Just two months ago we had “The Stanford Prison Experiment,” based on the 1971 psychological exercise in which 12 college students were randomly selected to play the role of guards and 12 were chosen to play prisoners, with disturbing results.
Now comes “Experimenter,” based on the 1961 exercise (and a number of subsequent, related studies) in which paid participants were told to send increasingly painful electric shocks to test-takers every time a wrong answer was given.
Apparently it’s the year of the period piece, behavior-study movie.
OK, that’s hyperbole, given we’re talking about just two movies. But throw in the Showtime series “Masters of Sex,” and we do have something of a mini-trend of dramas about researchers in the mid- to late-20th century who recruited ordinary people to participate in extraordinary exercises, to startling and sometimes flat-out shocking results.
With his forever forehead, his intelligent eyes, his disarmingly calm manner and (at times) some truly ghastly facial hair, Peter Sarsgaard’s Dr. Stanley Milgram is a quirky but undeniably commanding figure — an unorthodox academic who conducts his ethically questionable experiments with almost ruthless efficiency.
Let others cast doubts about Milgram’s methodology. He’s 100 percent convinced he’s doing important work, and if you disagree — well, that just means you’re wrong.
Milgram’s first notable experiment, which takes place in the basement of a building at Yale in 1961, at first seems to about discerning the effectiveness of pain as a teaching tool.
A handsome, serious man (John Palladino) in a gray lab coat hands envelopes containing paychecks to two regular-looking, middle-aged, visibly nervous men: Miller (Anthony Edwards) and McDonough (Jim Gaffigan).
By a seemingly arbitrary method, Miller is chosen to be the authority figure who asks multiple-choice questions, and McDonough will be the subject.
Miller will be in one room and McDonough will be on the other side of a wall, heard but not seen. Each time McDonough selects the wrong answer, Miller is to press a button giving McDonough a painful electric shock that gets worse each time.
McDonough yelps with pain, pleads for mercy — and even goes silent at one point, leading Miller to wonder if the man is unconscious or worse.
And yet Miller keeps on flipping the switches that administer hundreds of volts of electricity to McDonough, the affable man he met just a few hours ago.

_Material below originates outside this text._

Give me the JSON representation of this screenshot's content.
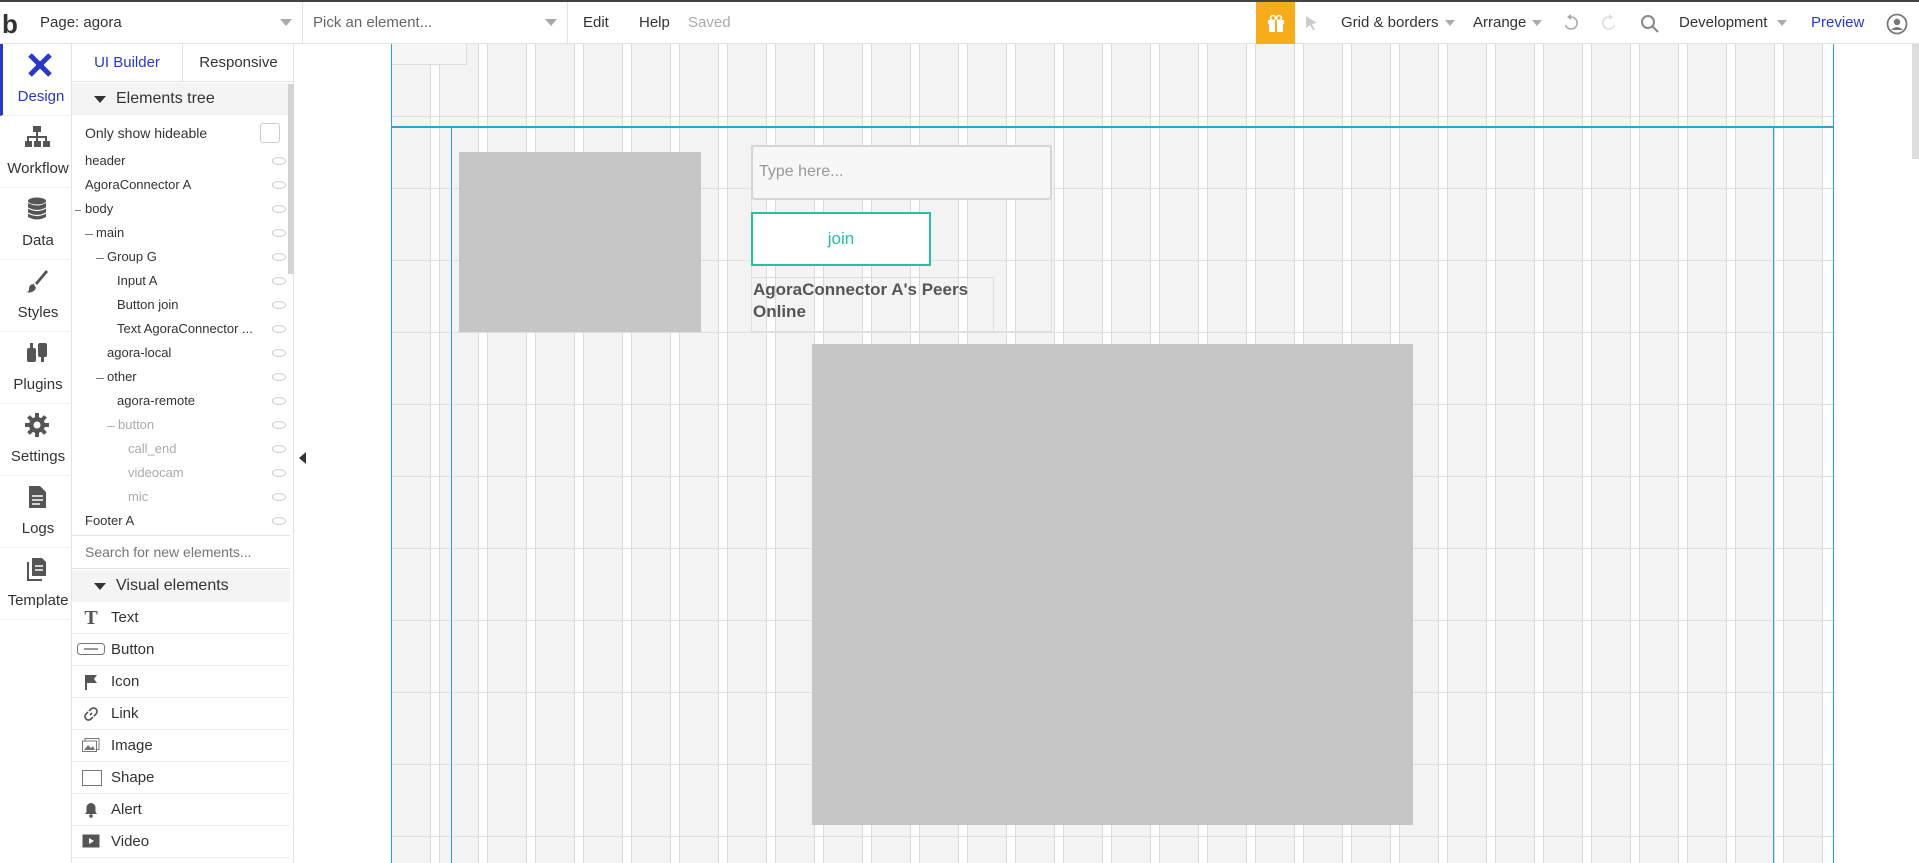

In fact, McDonough works with Milgram, and he’s just pretending to be hit with those electric shocks. Milgram doesn’t care about studying pain as a teaching tool; he’s interested in learning about how far his subjects will go, how much pain they will inflict, simply because an authority figure in a lab coat is giving them the OK to do so.

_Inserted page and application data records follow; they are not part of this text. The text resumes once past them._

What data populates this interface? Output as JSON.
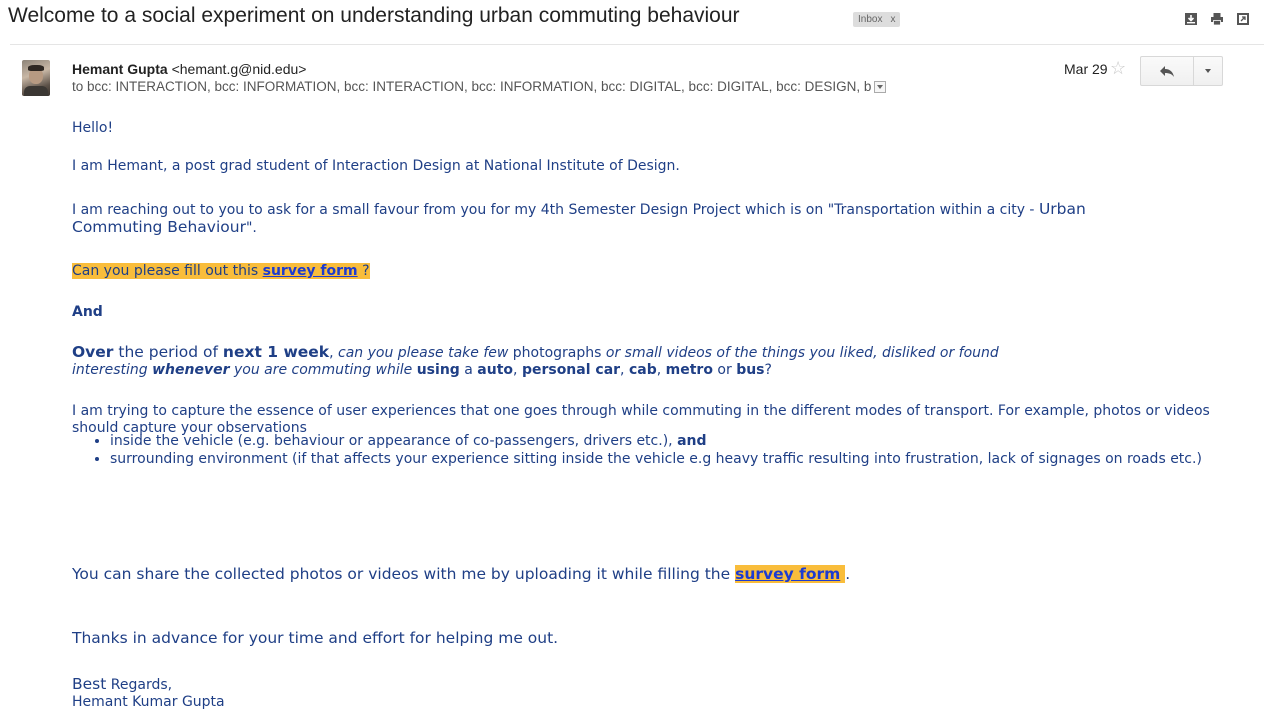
{
  "subject": "Welcome to a social experiment on understanding urban commuting behaviour",
  "label": {
    "text": "Inbox",
    "close": "x"
  },
  "toolbar_icons": [
    "download-icon",
    "print-icon",
    "new-window-icon"
  ],
  "sender": {
    "name": "Hemant Gupta",
    "email": "<hemant.g@nid.edu>"
  },
  "recipients": "to bcc: INTERACTION, bcc: INFORMATION, bcc: INTERACTION, bcc: INFORMATION, bcc: DIGITAL, bcc: DIGITAL, bcc: DESIGN, b",
  "date": "Mar 29",
  "colors": {
    "body_text": "#1f3f86",
    "link": "#1c3bd1",
    "highlight": "#f9bd3b"
  },
  "message": {
    "greeting": "Hello!",
    "intro": "I am Hemant, a post grad student of Interaction Design at National Institute of Design.",
    "request_a": "I am reaching out to you to ask for a small favour from you for my 4th Semester Design Project which is on \"Transportation within a city - ",
    "request_b": "Urban",
    "request_c": "Commuting Behaviour",
    "request_d": "\".",
    "survey_prompt": "Can you please fill out this ",
    "survey_link": "survey form",
    "survey_end": " ?",
    "and": "And",
    "p_over": "Over",
    "p_the_period": " the period of ",
    "p_next_week": "next 1 week",
    "p_comma": ", ",
    "p_can_you": "can you please take few ",
    "p_photographs": "photographs",
    "p_or_small": " or small videos of the things you liked, disliked or  found",
    "p_interesting": "interesting ",
    "p_whenever": "whenever",
    "p_you_are": " you are commuting while ",
    "p_using": "using",
    "p_a": " a ",
    "p_auto": "auto",
    "p_c1": ", ",
    "p_car": "personal car",
    "p_c2": ", ",
    "p_cab": "cab",
    "p_c3": ", ",
    "p_metro": "metro",
    "p_or": " or ",
    "p_bus": "bus",
    "p_q": "?",
    "capture": "I am trying to capture the essence of user experiences that one goes through while commuting in the different modes of transport. For example, photos or videos should capture your observations",
    "bullet1": "inside the vehicle (e.g. behaviour or appearance of co-passengers, drivers etc.), ",
    "bullet1_and": "and",
    "bullet2": "surrounding environment (if that affects your experience sitting inside the vehicle e.g heavy traffic resulting into frustration, lack of signages on roads etc.)",
    "share": "You can share the collected photos or videos with me by uploading it while filling the ",
    "share_link": "survey form",
    "share_end": ".",
    "thanks": "Thanks in advance for your time and effort for helping me out.",
    "best": "Best",
    "regards": " Regards,",
    "signature": "Hemant Kumar Gupta"
  }
}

Milgram conducts the same experiment on hundreds of subjects, with McDonough as the test-taker every time. (Gaffigan is terrific as the mild-mannered accountant who has been hired to play the perpetual victim and becomes something of a Method performer).
Some 65 percent of the time, the test-givers keep on administering those electric shocks until there are no more questions to be asked, no higher voltage to be inflicted.

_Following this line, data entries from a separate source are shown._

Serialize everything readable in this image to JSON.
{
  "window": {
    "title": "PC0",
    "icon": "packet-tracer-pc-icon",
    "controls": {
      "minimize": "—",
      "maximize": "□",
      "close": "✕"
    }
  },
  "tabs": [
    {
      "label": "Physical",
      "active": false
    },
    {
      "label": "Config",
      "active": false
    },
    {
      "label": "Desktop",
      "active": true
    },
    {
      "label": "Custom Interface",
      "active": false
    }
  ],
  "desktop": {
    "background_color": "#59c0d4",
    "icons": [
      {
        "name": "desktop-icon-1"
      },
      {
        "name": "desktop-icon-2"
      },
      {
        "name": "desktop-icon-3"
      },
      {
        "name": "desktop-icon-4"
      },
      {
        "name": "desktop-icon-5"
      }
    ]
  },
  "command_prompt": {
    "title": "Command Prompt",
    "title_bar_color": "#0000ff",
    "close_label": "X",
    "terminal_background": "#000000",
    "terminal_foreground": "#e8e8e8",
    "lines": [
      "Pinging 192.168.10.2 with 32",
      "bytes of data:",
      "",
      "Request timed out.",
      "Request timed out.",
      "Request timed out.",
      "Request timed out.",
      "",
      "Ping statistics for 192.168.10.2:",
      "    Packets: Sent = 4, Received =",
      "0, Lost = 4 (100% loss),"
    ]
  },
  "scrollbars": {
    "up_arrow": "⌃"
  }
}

The study launches Milgram’s career as a celebrity — and as a figure of much controversy, as he conducts a number of experiments in which subjects aren’t told the truth about the nature of the study.
In one of the film’s best scenes, Milgram brings a portable radio into class on Nov. 22, 1963, and tells his students the president has been shot. Their first reaction is to ask him what kind of experiment he’s conducting.
Writer-director Michael Almereyda is a true talent with a seemingly endless array of stylistic tricks up his sleeve, but that’s not always a good thing. Fairly late in the story, we get a scene about a 1970s TV movie based on Milgram’s book, with Kellan Lutz playing William Shatner, and Dennis Haysbert playing Ossie Davis. It’s a mess.
The character of Milgram breaks the fourth wall and addresses us directly. One extended segment looks like something out of a pop-up book, with the characters outlined against deliberately flattened-out backdrops. At times the score is so dramatic and forceful it almost has to be a joke of some kind.
Sarsgaard is a fine actor, but his portrayal of Milgram sometimes seems more about the mannerisms and the tics than giving us true insight into the character.
Winona Ryder gives a solid, more accessible performance as Milgram’s wife. Familiar faces from Anton Yelchin (monumentally irritating and actor-y in just a few minutes onscreen) and John Leguizamo (quietly effective) show up in cameos of wildly varying quality.
In a way (and maybe it was a conscious choice), some of Almereyda’s flourishes mirror Milgram’s flamboyance — but in both cases, when you have such a provocative foundation and such rich material to work with, pushing it to the next level isn’t necessarily the best choice.
Magnolia Pictures presents a film written and directed by Michael Almereyda. Running time: 90 minutes. Rated PG-13 (for thematic material and brief strong language.). Available on demand and opening Friday at the Music Box Theatre.